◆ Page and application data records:

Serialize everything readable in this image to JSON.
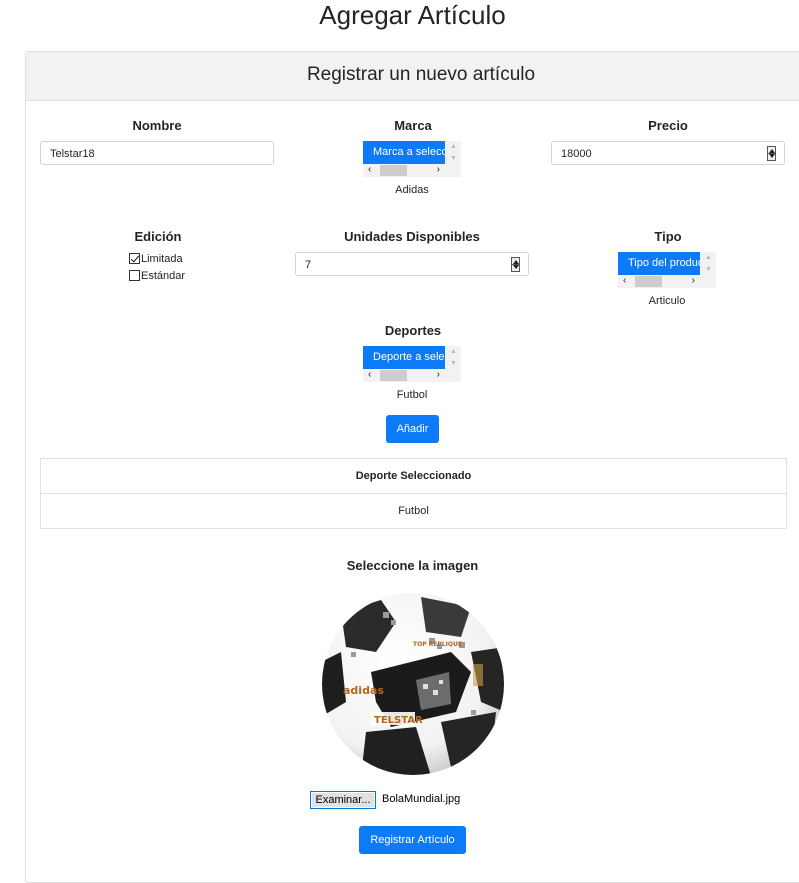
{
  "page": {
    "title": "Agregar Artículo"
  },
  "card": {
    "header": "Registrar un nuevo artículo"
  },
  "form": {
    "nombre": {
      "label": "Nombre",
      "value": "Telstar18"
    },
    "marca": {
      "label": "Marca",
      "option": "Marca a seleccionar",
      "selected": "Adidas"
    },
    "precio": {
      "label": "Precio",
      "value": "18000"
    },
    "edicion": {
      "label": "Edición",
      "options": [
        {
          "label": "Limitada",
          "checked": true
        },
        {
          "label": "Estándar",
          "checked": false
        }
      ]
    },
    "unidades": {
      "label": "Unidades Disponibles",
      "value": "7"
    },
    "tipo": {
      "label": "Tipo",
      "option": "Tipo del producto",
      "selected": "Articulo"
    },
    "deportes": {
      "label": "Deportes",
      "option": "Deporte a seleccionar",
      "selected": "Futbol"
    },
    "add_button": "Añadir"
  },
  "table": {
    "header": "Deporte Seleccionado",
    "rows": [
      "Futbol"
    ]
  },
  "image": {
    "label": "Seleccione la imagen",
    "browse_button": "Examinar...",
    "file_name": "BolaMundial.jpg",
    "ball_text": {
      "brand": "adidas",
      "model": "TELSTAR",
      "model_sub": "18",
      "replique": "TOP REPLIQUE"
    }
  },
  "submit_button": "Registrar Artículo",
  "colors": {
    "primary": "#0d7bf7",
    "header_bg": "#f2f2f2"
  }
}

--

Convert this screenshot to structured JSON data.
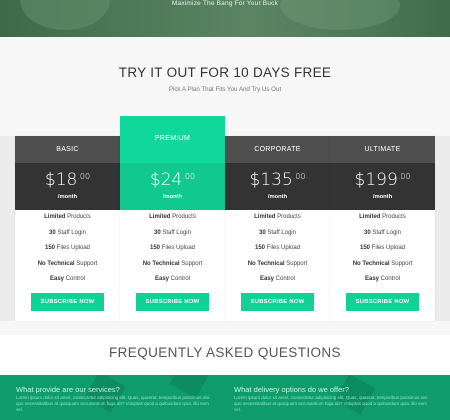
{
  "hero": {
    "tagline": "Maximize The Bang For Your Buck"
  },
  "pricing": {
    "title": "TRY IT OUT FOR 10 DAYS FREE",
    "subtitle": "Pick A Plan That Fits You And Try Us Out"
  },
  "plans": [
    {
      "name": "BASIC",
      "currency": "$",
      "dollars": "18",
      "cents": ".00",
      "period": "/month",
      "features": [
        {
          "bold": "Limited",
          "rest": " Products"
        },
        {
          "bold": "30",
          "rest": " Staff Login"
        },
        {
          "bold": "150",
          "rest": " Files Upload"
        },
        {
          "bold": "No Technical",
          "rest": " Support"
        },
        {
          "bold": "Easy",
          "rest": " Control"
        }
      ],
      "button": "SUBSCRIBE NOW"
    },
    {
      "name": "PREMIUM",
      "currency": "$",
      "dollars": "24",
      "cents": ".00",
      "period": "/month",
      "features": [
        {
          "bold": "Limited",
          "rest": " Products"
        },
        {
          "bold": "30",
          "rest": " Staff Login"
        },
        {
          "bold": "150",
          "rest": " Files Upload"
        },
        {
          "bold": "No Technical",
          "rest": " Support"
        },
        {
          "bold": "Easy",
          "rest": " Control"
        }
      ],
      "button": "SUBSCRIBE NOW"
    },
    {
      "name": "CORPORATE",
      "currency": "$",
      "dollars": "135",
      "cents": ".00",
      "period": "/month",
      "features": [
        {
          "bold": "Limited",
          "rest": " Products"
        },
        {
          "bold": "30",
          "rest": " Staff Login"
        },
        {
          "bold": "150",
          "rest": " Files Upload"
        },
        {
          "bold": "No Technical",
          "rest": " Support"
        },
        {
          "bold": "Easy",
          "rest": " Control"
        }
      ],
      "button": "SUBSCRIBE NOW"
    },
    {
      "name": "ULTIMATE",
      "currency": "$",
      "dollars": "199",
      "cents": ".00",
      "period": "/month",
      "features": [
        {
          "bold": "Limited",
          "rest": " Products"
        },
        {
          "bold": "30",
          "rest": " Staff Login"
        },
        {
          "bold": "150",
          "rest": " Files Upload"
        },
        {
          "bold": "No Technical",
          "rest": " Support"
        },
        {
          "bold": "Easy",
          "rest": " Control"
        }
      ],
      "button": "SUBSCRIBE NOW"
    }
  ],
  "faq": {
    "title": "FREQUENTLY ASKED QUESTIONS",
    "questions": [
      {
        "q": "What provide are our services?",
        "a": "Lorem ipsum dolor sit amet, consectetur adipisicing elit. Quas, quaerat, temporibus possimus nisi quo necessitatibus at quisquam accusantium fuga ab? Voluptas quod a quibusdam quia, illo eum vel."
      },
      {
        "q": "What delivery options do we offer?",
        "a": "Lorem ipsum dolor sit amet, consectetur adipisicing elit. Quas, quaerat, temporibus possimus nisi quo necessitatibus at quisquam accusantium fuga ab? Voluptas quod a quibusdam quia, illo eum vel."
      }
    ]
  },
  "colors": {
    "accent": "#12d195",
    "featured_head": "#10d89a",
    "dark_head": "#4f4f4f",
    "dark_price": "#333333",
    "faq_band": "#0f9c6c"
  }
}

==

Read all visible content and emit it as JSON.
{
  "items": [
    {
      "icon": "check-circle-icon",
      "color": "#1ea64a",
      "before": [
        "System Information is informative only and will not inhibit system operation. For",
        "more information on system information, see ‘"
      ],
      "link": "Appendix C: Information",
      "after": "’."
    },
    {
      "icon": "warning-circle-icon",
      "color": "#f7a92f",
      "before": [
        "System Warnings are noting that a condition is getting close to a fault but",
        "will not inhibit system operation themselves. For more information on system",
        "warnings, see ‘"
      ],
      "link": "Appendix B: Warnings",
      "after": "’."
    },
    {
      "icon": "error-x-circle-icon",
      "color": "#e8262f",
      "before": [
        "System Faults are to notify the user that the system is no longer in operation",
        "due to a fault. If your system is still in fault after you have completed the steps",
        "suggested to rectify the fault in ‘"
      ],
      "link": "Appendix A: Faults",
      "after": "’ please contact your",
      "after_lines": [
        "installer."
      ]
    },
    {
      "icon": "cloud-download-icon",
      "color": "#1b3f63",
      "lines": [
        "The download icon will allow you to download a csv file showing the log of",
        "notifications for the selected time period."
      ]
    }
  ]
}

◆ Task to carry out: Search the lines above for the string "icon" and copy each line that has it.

◆ Output of the exercise:
      "icon": "check-circle-icon",
      "icon": "warning-circle-icon",
      "icon": "error-x-circle-icon",
      "icon": "cloud-download-icon",
        "The download icon will allow you to download a csv file showing the log of",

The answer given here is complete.